Today in the United States, type two diabetes is the most common form of diabetes. In fact, around 25 percent of people who are older than 65 are impacted by it, and even more have pre-diabetes.
Having type two diabetes means that your body isn’t using the insulin it produces correctly, and that results in blood sugar rising above normal levels. Some people who have been diagnosed are able to control their blood sugar by eating right and getting exercise. Studies show that people with pre-diabetes can cut their risk for developing type two diabetes by 58 percent just by making lifestyle changes like eating healthy foods, exercising, losing weight, and getting proper sleep.
While those changes can help many avoid taking oral medication or insulin, there are many others who must take insulin to manage their type two diabetes. Whether you are taking insulin now, or you need to in the future, you should have an idea about how your Medicare benefits can help you cover the cost.
How does Medicare cover insulin?
Original Medicare Part B doesn’t cover insulin unless you use an insulin pump to administer your insulin.
In other words, if you don’t use an insulin pump to administer your insulin, Medicare doesn’t cover it and you pay 100 percent of the cost for your insulin (unless you have Part D coverage). If you do use an insulin pump to administer your insulin, Medicare Part B pays for 80 percent of the cost of your insulin and the insulin pump. You pay the remaining 20 percent plus your annual Part B deductible.
To be eligible for this benefit, the insulin pump you use must be a tubed pump, NOT a tubeless pump. It must also be prescribed by a physician who accepts Medicare assignment, and you must meet the following criteria to get this benefit:
- You require insulin to control your diabetes.
- Your insulin regimen requires frequent adjustments and dosage changes.
- You need to check your blood sugar frequently (at least four times per day.)
Part D coverage for insulin
If you have a stand-alone Medicare Part D (prescription drug) plan, or if you have prescription drug coverage through a Medicare Advantage (Part C) plan, your plan covers the following:
- Insulin you inject with a syringe not with an insulin pump.

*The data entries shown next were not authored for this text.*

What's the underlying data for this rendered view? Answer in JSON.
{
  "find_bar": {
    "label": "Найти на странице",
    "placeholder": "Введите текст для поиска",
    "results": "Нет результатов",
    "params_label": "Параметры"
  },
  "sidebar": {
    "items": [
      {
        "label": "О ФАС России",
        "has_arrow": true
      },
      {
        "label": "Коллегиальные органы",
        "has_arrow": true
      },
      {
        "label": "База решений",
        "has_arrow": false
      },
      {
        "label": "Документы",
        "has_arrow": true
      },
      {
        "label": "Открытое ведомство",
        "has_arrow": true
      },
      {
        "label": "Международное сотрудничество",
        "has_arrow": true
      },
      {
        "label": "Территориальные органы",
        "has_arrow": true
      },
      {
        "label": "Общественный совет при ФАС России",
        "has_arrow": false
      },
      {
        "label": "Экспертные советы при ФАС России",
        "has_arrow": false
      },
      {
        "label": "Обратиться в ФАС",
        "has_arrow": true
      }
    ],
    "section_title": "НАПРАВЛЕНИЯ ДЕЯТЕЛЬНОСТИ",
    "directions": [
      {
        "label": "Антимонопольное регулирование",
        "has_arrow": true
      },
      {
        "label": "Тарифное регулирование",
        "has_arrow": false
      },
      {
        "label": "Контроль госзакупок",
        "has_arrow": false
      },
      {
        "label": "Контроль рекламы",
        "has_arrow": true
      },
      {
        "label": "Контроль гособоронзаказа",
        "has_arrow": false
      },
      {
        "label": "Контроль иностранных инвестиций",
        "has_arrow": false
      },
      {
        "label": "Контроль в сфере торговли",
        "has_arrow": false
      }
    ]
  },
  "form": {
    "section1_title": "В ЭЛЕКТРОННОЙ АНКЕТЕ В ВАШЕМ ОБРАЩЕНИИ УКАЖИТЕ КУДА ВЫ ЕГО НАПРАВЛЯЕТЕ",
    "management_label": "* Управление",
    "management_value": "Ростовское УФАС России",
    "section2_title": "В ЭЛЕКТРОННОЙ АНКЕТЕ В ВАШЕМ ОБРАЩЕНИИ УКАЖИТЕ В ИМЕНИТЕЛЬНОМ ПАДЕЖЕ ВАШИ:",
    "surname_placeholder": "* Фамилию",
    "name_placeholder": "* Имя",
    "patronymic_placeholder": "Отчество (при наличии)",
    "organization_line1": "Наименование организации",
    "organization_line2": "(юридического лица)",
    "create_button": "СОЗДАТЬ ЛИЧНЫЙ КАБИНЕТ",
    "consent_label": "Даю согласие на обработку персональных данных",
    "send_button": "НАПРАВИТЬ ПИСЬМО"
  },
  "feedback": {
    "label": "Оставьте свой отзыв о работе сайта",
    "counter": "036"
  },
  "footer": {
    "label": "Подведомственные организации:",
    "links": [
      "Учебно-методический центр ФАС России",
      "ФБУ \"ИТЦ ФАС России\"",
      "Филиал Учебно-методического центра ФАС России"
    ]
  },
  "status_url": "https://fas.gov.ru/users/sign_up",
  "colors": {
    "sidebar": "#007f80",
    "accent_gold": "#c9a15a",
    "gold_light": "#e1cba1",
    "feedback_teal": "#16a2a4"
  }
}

- Syringes, gauze, alcohol swabs, and other medical supplies you may need with injectable insulin.
The amount you pay out-of-pocket depends on how much your individual plan charges for copayments and/or coinsurance.
Today there are many Medicare prescription drug plans that offer benefits for insulin. These plans cover different types of insulin for a maximum copayment of $35.00 per month’s supply of insulin.
What does Medicare coverage for diabetes include?
Original Medicare Part B covers 100 percent of the cost for up to two glucose laboratory test screenings every year if your health care provider finds you at risk for diabetes.
To be eligible for these diabetic screenings, you must have any of the following risk factors:
- A history of abnormal levels of cholesterol and triglycerides
- A history of high glucose levels
You may also be eligible for the yearly screenings if you have two or more of the following conditions:
- 65 years old or older
- Family history of diabetes
- History of gestational diabetes or delivering a baby weighing over nine pounds
Original Medicare Part B covers 100 percent of the cost for preventive care services like diabetes screenings if you qualify and have them done by a health care provider who accepts Medicare assignment.